§ **Task description**: Give every line from the entries that contains "name".

[Dataset records]

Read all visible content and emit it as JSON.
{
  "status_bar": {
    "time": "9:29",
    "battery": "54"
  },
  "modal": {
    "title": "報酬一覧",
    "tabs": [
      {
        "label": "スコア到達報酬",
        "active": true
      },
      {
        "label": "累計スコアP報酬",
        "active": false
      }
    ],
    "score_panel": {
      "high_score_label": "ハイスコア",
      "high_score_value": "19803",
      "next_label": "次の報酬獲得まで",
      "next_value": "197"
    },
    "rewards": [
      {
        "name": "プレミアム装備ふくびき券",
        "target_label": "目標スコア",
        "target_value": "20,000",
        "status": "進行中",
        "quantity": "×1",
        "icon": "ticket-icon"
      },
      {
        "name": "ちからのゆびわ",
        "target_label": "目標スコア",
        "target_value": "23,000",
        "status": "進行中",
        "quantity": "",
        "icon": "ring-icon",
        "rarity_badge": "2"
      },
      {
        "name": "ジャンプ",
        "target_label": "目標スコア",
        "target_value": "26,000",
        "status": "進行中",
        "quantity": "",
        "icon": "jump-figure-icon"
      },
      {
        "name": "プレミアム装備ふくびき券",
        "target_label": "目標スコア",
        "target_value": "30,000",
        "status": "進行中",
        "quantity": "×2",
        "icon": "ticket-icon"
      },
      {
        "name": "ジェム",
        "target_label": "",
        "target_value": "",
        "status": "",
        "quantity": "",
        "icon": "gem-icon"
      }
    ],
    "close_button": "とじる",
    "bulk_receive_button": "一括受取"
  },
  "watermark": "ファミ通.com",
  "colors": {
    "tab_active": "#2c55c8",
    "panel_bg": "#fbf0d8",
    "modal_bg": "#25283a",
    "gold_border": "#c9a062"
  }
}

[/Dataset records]

§ **The completed task**:
        "name": "プレミアム装備ふくびき券",
        "name": "ちからのゆびわ",
        "name": "ジャンプ",
        "name": "プレミアム装備ふくびき券",
        "name": "ジェム",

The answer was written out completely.